There have been numerous attempts since we emerged from the Great Recession in mid-2009 to attach a catchy moniker to this era of low growth, low rates and low returns.
Two that quickly come to mind are Larry Summer's "Secular Stagnation" and Mohammed El-Erian's even more commonly quoted "New Normal”—but we at Morgan Stanley Wealth Management would argue that we have seen something similar before, it just happened a long time ago—and it speaks to our current environment.
Coming out of World War II, the US economy experienced what some have described as a “golden era” of expansion, built on the return of the soldiers, the maturing of millions of dollars in war bonds and the birth of the baby boomers.
However, the numbers provide a different story.
The US economy actually fell into a recession when the war ended in 1945 and suffered four more recessions between 1948 and 1961. The Federal Reserve intervened in the bond market during the war to keep rates low, then afterward to help a struggling economy find its footing. The start of the Cold War and isolationist policies in the 1950s also contributed to a low nominal growth rate. This kept long term interest rates in the 2.0% to 2.5% range for more than a decade. Yields didn't move above 3% until 1957 as you can see in the chart below.
While there are plenty of differences between today and the 1940s and 1950s, the low level of growth and interest rates is similar and makes an important point: Interest rates follow growth. If we are in an environment of slower, lower and subpar growth then we should expect interest rates to also remain low.

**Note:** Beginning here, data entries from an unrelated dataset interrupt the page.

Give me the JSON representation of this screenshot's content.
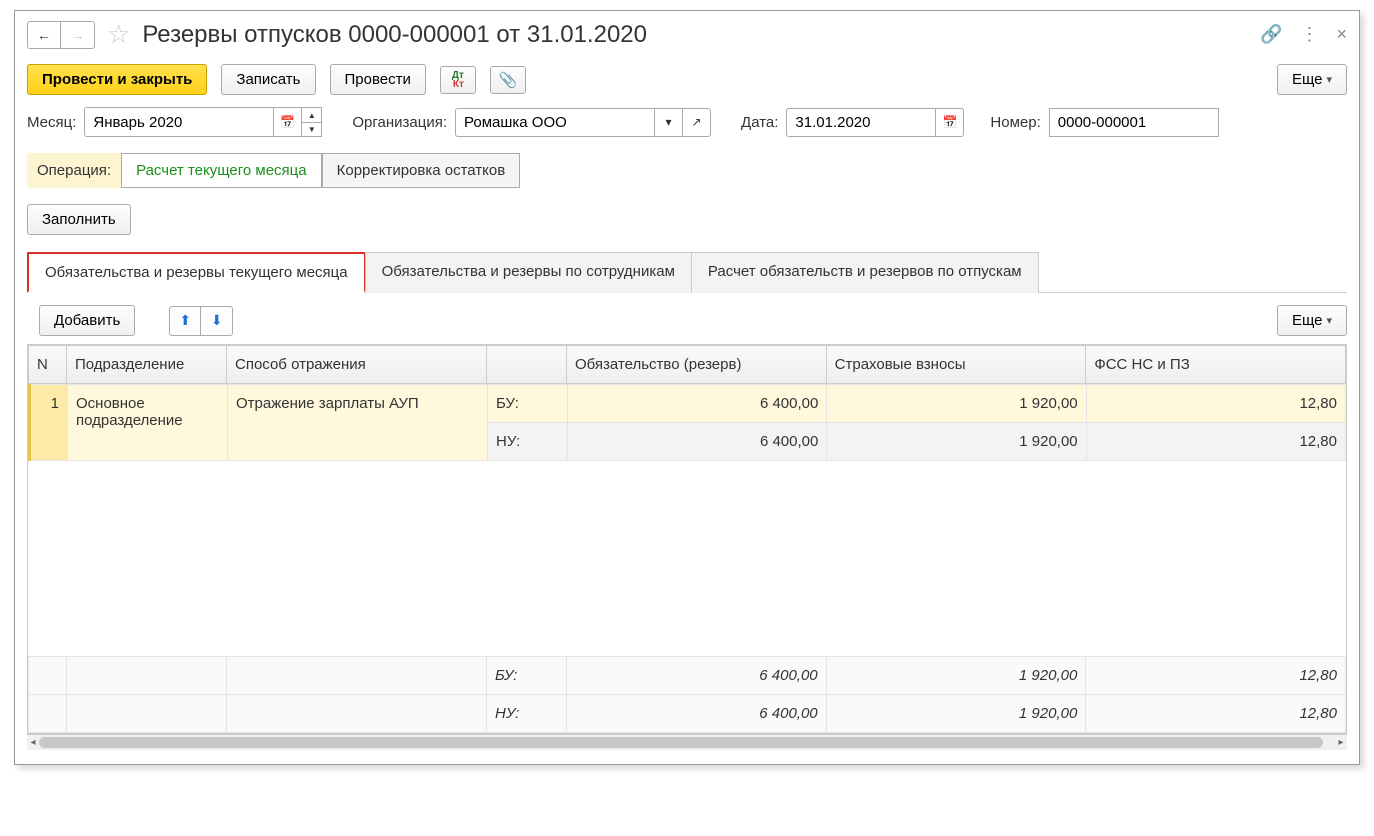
{
  "title": "Резервы отпусков 0000-000001 от 31.01.2020",
  "nav": {
    "back": "←",
    "forward": "→"
  },
  "toolbar": {
    "post_close": "Провести и закрыть",
    "save": "Записать",
    "post": "Провести",
    "more": "Еще"
  },
  "form": {
    "month_label": "Месяц:",
    "month_value": "Январь 2020",
    "org_label": "Организация:",
    "org_value": "Ромашка ООО",
    "date_label": "Дата:",
    "date_value": "31.01.2020",
    "number_label": "Номер:",
    "number_value": "0000-000001"
  },
  "operation": {
    "label": "Операция:",
    "current": "Расчет текущего месяца",
    "adj": "Корректировка остатков"
  },
  "fill_btn": "Заполнить",
  "tabs": {
    "t1": "Обязательства и резервы текущего месяца",
    "t2": "Обязательства и резервы по сотрудникам",
    "t3": "Расчет обязательств и резервов по отпускам"
  },
  "table_toolbar": {
    "add": "Добавить",
    "more": "Еще"
  },
  "columns": {
    "n": "N",
    "dep": "Подразделение",
    "way": "Способ отражения",
    "blank": "",
    "obl": "Обязательство (резерв)",
    "ins": "Страховые взносы",
    "fss": "ФСС НС и ПЗ"
  },
  "row": {
    "n": "1",
    "dep": "Основное подразделение",
    "way": "Отражение зарплаты АУП",
    "bu": "БУ:",
    "nu": "НУ:",
    "obl_bu": "6 400,00",
    "ins_bu": "1 920,00",
    "fss_bu": "12,80",
    "obl_nu": "6 400,00",
    "ins_nu": "1 920,00",
    "fss_nu": "12,80"
  },
  "totals": {
    "bu": "БУ:",
    "nu": "НУ:",
    "obl_bu": "6 400,00",
    "ins_bu": "1 920,00",
    "fss_bu": "12,80",
    "obl_nu": "6 400,00",
    "ins_nu": "1 920,00",
    "fss_nu": "12,80"
  }
}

That's not to say that for brief periods interest rates can’t buck the trend depending on geopolitical developments or policy mistakes. The "taper tantrum" in 2013 is a great example of this, when the 10-year US Treasury yield rose more than 100 basis points due to fear of the Fed tapering its bond purchases.

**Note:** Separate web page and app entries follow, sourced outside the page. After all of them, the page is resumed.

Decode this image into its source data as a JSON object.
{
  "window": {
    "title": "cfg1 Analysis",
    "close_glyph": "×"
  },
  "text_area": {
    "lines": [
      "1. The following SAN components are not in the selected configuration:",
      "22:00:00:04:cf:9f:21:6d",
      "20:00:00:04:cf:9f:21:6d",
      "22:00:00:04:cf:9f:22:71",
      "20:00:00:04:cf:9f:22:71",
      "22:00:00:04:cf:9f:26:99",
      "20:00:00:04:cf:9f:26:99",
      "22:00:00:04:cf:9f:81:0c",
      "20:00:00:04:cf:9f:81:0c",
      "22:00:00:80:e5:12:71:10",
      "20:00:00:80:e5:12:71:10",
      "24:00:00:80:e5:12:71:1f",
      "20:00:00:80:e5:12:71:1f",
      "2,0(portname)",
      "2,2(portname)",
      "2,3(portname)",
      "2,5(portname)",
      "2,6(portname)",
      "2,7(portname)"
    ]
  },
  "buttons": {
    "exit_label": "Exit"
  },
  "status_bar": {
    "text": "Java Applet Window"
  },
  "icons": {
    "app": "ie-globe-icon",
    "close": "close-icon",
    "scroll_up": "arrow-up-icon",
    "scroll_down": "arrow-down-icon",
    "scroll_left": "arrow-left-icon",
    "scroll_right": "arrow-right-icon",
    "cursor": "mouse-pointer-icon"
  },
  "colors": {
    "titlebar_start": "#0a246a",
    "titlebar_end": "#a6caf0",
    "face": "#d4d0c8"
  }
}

The reasons for slower US growth are well known: frugal consumers taking on less debt; companies being more cautious with their capital spending and balance sheets; and less government spending. The global economy has slower growth, too. In fact, the IMF expects 3% global GDP in 2016, roughly half the rate prior to 2008. In essence, there is a very low likelihood of either internal or external demand boosting growth above the current trend path of 2% real GDP.
We expect long-term rates to move higher during the next 12 months due to a modest pickup in US inflation and improved growth in Europe. That should narrow the gap between European and US government bond yields.
However, any move higher will likely be limited by the level of growth in the domestic and global economies and could also be capped by liability-driven investors, such as pension funds, who will buy bonds at higher yields to help protect any gains in their portfolios. At some point, the US economy may grow at a more consistently high level and rates will move higher as well, but that seems unlikely for at least the next couple of years.
As Morgan Stanley Wealth Management's CIO Mike Wilson said at a meeting recently, "This isn't the new normal. This is the old normal.”
Thus, investors could consider putting money to work in fixed income markets with a more active approach. Municipals and investment grade taxable bonds may still act as portfolio ballast but likely won't generate much by way of return.
Morgan Stanley’s Global Investment Committee also likes “equity like” segments of the bond market, such as high yield and preferred securities. They carry higher credit risk, but also higher return potential for at least the next six to 12 months.
Note: This article first appeared in the November 2015 edition of “On the Markets,” a publication of Morgan Stanley Wealth Management, which is available by request.